National security and preschool learning
After reading "Only 1 in 4 kindergartners really ready for school, survey shows," I am troubled by the impact on our national security and support more investments in early childhood programs that help children succeed in school and later in life.
As a retired U.S. Army major general, I think it is imperative that we do everything we can to improve the kindergarten readiness and overall educational, behavioral and physical qualifications of our young Illinoisans.
The fact is, military service is not an option for 70 percent of our state's 17- to 24-year-olds. The leading reasons are because they lack the necessary education, are too overweight or have a record of crime or drug use.
Thankfully, research demonstrates we can find answers to these challenges.
Children in child care and preschool programs are better positioned for school success. One study of 1,300 children found that those in higher-quality child care were better prepared for school at age 4 than their peers in lower-quality care. In the same study, children in higher-quality programs demonstrated significantly lower levels of behavioral problems at age 15 than those in lower-quality programs.
Make no mistake, our future national security and military preparedness depend on what's happening in our preschool classrooms today. For that reason, Illinois leaders should continue to prioritize expanded support for preschool and child care assistance for low-income working families.
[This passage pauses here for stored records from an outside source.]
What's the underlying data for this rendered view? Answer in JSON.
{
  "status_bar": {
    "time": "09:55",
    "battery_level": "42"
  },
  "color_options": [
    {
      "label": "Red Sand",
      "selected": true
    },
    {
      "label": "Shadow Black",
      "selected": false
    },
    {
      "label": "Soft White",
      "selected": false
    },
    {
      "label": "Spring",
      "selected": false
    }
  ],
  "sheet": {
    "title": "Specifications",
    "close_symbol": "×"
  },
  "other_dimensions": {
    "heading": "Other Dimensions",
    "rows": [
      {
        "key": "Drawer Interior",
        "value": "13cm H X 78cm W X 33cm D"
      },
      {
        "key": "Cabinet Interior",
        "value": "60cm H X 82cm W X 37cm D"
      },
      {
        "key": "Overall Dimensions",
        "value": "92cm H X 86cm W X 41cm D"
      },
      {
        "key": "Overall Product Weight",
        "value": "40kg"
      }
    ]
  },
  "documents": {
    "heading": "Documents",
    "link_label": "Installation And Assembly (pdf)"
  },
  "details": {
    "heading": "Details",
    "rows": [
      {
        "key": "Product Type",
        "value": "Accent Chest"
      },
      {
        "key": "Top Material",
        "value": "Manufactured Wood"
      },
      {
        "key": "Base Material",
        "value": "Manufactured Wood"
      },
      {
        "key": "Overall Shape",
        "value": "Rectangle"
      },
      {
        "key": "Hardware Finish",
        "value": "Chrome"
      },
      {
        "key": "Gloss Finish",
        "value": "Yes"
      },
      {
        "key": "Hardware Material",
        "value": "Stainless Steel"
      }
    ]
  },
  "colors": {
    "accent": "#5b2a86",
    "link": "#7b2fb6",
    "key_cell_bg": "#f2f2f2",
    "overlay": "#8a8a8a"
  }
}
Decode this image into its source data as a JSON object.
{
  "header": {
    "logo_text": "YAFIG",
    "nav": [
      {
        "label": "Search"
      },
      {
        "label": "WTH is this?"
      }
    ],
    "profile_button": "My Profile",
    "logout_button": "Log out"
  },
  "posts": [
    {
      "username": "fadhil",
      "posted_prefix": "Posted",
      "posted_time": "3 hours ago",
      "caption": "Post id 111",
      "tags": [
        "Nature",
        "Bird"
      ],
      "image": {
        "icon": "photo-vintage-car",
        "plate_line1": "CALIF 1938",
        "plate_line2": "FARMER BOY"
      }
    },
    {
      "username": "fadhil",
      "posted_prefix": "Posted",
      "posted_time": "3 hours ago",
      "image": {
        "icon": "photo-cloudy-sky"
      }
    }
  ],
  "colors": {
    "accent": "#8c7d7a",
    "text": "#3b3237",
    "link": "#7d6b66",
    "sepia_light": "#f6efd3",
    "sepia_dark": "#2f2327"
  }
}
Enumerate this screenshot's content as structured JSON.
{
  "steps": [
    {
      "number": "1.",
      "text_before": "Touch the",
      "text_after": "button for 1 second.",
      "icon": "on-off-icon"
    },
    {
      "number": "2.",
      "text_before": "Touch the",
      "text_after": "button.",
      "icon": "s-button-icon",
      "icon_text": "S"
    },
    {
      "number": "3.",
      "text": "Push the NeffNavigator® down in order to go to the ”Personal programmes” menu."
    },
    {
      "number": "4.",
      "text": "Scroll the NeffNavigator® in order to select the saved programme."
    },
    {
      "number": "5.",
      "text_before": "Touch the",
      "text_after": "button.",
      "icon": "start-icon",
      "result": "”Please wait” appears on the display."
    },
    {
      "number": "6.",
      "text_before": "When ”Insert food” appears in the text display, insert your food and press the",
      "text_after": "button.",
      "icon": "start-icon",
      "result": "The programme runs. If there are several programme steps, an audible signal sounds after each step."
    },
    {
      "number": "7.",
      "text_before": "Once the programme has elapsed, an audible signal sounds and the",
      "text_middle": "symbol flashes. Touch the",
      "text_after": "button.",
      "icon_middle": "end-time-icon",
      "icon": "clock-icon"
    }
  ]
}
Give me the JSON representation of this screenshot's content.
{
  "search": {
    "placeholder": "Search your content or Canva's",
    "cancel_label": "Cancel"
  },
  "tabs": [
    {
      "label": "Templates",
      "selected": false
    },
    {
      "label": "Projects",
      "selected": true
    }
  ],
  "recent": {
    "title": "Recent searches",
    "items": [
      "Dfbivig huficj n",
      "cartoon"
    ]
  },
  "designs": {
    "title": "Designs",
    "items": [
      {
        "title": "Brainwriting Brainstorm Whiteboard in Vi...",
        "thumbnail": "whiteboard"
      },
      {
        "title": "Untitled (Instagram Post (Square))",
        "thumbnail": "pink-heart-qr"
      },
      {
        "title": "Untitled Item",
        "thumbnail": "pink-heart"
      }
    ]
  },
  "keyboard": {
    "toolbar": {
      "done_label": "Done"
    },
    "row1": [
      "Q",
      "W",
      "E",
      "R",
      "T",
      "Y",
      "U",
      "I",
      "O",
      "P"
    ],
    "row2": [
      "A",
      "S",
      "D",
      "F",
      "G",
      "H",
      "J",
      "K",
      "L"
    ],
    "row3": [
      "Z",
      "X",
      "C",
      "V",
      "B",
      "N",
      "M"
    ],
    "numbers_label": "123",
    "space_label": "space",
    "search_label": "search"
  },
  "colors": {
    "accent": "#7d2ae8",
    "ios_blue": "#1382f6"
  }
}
Investing in early childhood care and education programs today will help more young Illinoisans grow up ready for kindergarten and prepared to do the most important work of our nation -- whether in or out of uniform.
James M. Milano